I’ve dried beans, zucchini, tomatoes and onions in the past and not been happy with how they reconstitute. I can’t seem to get past the expectation that they will taste like fresh offerings. I’ve been experimenting, drying excess vegetables to the point of crispiness, then grinding everything to a powder. Tadaah! Instant soup or bouillon for travelling and to use over winter, or I can add spoonfuls to soups and stews to intensify taste and increase our mineral intake as well. It’s time to decide what other greenery you want to be eating over the next months. If I was to embark on a crusade for good eating my mantra could well be EAT HEAPS OF GREENS! And yellows and reds. I get so frustrated with the cooking shows on television when food gets tortured and fiddled with, then topped with a curl of chives and a few shreds of greenery. That is not enough to create balanced eating, and why do we garden if it is not to produce health-giving food, heaps of it and every day!

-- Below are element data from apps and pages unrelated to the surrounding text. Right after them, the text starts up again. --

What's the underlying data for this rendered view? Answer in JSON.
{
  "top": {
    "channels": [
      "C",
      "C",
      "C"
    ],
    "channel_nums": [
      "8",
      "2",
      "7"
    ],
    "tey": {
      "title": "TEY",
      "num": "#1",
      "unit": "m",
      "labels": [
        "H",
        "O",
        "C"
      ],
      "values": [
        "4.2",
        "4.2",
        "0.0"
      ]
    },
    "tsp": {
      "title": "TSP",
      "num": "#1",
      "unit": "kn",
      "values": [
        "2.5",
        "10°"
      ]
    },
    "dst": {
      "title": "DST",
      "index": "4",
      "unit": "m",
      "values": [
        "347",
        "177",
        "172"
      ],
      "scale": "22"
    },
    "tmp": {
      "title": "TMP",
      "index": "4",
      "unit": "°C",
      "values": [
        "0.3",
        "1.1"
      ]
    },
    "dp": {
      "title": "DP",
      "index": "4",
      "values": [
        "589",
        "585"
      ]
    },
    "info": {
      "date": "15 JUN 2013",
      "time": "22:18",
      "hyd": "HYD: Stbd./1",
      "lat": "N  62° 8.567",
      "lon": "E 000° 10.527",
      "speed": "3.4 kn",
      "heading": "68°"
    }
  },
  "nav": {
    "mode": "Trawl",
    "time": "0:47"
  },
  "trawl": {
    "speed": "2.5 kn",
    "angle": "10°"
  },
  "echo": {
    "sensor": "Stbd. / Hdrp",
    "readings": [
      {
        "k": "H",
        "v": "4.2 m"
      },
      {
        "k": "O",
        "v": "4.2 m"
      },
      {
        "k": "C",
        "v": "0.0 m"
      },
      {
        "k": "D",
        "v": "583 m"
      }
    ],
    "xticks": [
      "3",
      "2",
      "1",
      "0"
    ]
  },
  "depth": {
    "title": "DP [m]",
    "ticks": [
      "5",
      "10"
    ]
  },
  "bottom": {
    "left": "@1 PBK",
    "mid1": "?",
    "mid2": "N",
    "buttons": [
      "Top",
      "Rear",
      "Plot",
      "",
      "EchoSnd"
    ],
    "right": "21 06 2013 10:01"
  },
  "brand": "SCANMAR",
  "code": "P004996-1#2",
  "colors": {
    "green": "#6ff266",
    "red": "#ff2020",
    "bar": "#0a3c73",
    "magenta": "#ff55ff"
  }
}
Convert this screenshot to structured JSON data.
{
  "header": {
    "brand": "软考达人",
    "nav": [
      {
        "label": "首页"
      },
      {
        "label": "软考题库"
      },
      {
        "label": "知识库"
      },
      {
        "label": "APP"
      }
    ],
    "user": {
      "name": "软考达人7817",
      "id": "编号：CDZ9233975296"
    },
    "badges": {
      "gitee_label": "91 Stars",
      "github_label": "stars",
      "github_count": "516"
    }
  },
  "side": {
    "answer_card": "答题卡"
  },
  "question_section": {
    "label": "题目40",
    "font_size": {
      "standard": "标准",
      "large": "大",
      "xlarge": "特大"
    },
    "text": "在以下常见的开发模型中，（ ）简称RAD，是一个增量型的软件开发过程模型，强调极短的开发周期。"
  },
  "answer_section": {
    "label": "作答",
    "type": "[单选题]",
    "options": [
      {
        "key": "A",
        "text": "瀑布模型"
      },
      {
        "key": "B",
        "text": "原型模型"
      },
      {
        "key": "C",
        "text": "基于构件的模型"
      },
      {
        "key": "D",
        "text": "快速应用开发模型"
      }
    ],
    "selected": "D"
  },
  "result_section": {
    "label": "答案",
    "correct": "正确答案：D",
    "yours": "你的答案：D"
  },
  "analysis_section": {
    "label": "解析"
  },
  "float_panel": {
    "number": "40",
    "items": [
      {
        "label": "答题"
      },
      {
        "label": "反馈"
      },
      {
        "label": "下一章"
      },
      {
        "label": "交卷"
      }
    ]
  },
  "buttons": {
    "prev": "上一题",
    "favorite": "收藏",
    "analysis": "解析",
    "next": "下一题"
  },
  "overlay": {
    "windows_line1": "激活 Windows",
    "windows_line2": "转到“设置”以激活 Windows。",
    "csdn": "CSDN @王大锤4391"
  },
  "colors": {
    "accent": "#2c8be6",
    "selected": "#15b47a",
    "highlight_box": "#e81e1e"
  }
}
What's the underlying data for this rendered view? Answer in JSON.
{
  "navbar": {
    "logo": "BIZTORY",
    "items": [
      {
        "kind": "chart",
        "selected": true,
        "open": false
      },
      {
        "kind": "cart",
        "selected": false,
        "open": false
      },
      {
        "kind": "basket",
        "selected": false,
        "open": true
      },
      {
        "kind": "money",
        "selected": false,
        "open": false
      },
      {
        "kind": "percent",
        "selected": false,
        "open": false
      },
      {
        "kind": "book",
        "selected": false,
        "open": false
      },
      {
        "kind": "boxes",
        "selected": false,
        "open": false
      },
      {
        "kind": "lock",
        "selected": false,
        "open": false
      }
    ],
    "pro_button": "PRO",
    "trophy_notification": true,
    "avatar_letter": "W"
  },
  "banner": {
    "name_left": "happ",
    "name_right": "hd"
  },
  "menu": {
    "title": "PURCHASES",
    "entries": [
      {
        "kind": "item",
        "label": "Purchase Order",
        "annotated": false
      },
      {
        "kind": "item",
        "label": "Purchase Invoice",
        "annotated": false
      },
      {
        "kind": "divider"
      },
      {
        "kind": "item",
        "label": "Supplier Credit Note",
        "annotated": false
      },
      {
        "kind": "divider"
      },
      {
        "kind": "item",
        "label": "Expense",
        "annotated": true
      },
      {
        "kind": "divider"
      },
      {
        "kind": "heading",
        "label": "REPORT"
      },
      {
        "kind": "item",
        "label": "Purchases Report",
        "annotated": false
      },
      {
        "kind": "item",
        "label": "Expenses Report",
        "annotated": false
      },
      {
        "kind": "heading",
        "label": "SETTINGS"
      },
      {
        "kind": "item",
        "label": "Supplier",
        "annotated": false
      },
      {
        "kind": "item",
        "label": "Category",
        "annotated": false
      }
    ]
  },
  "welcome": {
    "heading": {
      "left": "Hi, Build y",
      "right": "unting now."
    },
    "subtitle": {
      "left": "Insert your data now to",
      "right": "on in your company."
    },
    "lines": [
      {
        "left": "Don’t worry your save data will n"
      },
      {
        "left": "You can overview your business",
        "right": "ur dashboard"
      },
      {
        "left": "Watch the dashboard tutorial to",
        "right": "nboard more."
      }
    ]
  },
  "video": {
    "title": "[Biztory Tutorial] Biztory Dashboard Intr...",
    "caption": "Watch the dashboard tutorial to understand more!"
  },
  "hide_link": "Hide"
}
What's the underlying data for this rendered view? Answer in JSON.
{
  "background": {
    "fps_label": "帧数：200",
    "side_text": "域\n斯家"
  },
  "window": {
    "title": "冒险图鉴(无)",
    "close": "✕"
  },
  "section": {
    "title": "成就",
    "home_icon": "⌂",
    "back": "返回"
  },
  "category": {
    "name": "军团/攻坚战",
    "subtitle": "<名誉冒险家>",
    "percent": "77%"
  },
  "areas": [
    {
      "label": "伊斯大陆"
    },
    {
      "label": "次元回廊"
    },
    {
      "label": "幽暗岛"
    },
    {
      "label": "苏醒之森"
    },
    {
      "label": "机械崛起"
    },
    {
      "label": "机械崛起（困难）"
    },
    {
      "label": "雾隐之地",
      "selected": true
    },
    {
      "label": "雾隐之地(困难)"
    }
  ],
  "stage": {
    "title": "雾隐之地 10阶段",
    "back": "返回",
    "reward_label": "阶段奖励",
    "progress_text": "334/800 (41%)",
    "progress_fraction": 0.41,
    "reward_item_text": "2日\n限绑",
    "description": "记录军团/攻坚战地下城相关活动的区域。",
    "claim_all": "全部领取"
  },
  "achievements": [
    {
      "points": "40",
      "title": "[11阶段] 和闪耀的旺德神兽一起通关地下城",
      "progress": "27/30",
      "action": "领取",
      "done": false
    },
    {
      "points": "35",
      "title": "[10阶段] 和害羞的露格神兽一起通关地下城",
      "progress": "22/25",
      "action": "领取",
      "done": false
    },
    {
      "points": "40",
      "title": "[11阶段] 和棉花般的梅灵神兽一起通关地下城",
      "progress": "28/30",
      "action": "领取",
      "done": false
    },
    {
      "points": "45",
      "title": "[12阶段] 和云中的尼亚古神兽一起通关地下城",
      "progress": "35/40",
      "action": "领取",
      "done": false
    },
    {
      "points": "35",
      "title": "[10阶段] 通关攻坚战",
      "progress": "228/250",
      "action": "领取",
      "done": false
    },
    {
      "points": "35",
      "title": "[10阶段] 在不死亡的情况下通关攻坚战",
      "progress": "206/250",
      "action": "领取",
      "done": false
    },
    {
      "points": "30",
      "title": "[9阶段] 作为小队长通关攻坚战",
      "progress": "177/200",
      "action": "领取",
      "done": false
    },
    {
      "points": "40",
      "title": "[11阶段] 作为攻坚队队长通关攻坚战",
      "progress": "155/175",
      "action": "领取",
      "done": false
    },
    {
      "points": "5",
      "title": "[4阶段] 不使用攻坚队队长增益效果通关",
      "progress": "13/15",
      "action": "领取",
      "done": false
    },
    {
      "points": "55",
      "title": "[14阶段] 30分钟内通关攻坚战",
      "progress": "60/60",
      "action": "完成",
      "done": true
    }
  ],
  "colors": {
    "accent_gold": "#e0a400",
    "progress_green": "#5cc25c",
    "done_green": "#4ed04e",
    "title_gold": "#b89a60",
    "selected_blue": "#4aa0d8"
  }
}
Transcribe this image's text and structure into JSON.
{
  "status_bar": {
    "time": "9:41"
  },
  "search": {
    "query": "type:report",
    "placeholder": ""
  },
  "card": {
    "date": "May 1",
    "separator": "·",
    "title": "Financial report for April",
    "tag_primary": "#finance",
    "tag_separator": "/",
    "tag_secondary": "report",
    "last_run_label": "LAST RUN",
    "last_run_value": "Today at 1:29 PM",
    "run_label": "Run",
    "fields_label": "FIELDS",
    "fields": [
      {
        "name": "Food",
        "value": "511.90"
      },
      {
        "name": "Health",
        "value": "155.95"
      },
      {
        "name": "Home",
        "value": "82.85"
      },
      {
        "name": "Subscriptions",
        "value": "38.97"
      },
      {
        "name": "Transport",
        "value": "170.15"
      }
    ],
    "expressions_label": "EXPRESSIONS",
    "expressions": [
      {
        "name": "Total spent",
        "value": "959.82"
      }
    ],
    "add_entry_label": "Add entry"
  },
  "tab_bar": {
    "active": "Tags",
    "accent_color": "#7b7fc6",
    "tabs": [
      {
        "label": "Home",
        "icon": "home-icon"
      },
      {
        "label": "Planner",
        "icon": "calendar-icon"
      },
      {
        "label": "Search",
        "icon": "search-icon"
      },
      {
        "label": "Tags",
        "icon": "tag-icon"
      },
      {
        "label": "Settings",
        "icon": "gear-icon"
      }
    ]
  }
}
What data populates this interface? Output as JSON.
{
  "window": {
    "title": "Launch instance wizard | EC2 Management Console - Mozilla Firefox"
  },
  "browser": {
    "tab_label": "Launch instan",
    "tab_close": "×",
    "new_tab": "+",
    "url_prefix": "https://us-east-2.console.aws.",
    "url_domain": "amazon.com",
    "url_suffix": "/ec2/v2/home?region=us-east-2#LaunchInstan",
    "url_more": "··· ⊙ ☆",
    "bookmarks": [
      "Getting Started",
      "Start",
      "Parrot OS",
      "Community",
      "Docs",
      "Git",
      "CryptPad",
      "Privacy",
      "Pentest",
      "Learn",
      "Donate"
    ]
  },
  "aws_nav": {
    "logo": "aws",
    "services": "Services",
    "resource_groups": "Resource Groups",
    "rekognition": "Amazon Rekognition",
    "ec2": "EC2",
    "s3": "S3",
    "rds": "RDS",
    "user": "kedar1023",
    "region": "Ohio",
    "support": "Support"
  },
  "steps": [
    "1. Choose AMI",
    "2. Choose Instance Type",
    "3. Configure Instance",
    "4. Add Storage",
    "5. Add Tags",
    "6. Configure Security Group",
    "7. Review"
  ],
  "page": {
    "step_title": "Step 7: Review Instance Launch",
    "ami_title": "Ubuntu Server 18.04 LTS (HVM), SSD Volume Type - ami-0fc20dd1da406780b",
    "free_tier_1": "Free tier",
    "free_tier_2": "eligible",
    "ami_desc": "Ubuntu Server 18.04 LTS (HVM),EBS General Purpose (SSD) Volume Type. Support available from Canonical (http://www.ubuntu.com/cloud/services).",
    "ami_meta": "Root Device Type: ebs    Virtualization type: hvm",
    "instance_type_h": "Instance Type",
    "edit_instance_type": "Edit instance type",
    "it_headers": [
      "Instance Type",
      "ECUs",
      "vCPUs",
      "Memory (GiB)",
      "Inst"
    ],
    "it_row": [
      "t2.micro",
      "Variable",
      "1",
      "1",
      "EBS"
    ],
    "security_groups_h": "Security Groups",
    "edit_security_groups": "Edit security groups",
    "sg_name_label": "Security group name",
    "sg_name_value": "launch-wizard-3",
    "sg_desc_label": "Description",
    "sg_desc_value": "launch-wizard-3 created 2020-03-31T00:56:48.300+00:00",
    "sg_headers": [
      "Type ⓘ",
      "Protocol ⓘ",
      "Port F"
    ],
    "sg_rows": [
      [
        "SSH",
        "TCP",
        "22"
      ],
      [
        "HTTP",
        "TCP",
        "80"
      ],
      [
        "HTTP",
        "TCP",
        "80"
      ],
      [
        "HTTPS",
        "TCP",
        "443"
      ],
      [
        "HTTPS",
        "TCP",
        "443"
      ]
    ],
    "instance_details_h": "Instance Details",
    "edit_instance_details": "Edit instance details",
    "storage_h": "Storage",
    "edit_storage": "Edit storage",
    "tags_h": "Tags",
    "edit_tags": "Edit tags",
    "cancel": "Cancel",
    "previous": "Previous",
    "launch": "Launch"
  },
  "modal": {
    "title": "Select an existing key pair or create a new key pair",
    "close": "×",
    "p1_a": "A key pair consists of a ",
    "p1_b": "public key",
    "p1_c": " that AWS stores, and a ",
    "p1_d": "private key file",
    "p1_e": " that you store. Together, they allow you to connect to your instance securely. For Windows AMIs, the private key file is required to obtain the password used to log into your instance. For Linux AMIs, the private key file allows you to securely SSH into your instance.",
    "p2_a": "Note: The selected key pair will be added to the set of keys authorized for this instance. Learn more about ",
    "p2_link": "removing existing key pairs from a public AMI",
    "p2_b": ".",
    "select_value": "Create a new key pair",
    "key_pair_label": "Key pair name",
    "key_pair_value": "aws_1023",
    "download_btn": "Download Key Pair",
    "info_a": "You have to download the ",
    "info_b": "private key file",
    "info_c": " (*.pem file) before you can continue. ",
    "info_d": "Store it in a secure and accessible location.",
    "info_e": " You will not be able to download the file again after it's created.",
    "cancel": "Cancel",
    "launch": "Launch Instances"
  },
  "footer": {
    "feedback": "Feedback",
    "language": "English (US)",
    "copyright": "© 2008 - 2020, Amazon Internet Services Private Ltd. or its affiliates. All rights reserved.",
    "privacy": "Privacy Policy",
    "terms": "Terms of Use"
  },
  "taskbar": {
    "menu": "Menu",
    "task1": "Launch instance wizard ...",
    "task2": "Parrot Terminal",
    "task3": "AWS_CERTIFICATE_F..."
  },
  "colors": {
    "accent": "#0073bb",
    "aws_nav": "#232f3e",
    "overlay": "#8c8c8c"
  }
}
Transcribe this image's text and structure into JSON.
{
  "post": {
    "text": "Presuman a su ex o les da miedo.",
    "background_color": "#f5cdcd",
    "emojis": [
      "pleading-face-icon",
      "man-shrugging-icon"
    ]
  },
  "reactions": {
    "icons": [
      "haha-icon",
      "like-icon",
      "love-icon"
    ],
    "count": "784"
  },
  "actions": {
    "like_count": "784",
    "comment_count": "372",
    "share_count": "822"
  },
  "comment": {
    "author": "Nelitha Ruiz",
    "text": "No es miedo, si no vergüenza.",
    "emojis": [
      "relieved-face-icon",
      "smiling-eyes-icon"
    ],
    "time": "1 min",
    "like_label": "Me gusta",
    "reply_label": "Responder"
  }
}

Greens for the coming months in our household include parsley, rocket, coriander, chervil, miner’s lettuce, kale, bok choi, cos lettuce, mizuna, silver beet, broccoli, cabbages and other brassicas. I want to be able to have a big handful of chopped raw greens and a big pot of cooked greens as a main part of my meals. Growing greens takes up way less room than many other crops and it is easy to keep planting a few every week or so to ensure continuity of daily supply.
3 TIPS FOR A BIT OF SPICE IN YOUR LIFE
Chillies are fun, but not necessarily easy to grow;
• Little Thai chillies are both dried and frozen – I throw them in the freezer ‘au naturel’ – then reconstitute under a running hot tap for a few moments, before I chop and cook with them as if they were fresh.
• To maximise the heat they thrive in, I mulch the chilli plants with seagrass. Being dark, it absorbs the warmth well.
• I lay flat rocks around the plants to hold the heat of the sunny days and release it over the evening after the sun has gone. The rocks and seaweed continue their multi-tasking by suppressing weeds and conserving moisture.
WHAT TO DO IN THE GARDEN NOW
• A cut-back of fading flowers and a bit of a feed will keep plants boosted along for a burst of autumn flowering.
• Slugs and snails are about as usual, especially once it gets a bit damper as autumn rains begin, so staying vigilant will protect young plants.
• Sweet peas planted now into deeply dug and fertile soil with a tall frame to grow up will be spring beauties in a few months.
• It’s bulb planting time and there are usually lots of bargains to be had in the gardening shops or you may find friends and family who are happy to share with you. A basic rule of thumb is to plant a bulb to a depth of twice its size. Mark them well if they are planted in an area you cultivate.
• Rose cuttings and those of many other shrubs like hebes can be taken now. Push them into sharp sand and soil and keep them moist. Once they have rooted they can be cared for over winter, then transplanted out in the spring.
• Leafy greens en masse in the vegetable garden will mean plenty of choice in the cooler months to complement, enhance and balance the intake of the more sturdy vegetables.
• Broad beans can be sown directly into well worked and fertile soil. I keep the slugs away with a scattering of ashes and sometimes sharp sand. Once the beans are up and away they need support because as they grow higher it’s not pleasing if a storm whips by and lays them flat!
• Sugar snap peas are great to grow over winter in areas where the frosts are not too hard. The pods are delicious, the flowers are beautiful and the green tips taste great in the salad bowl.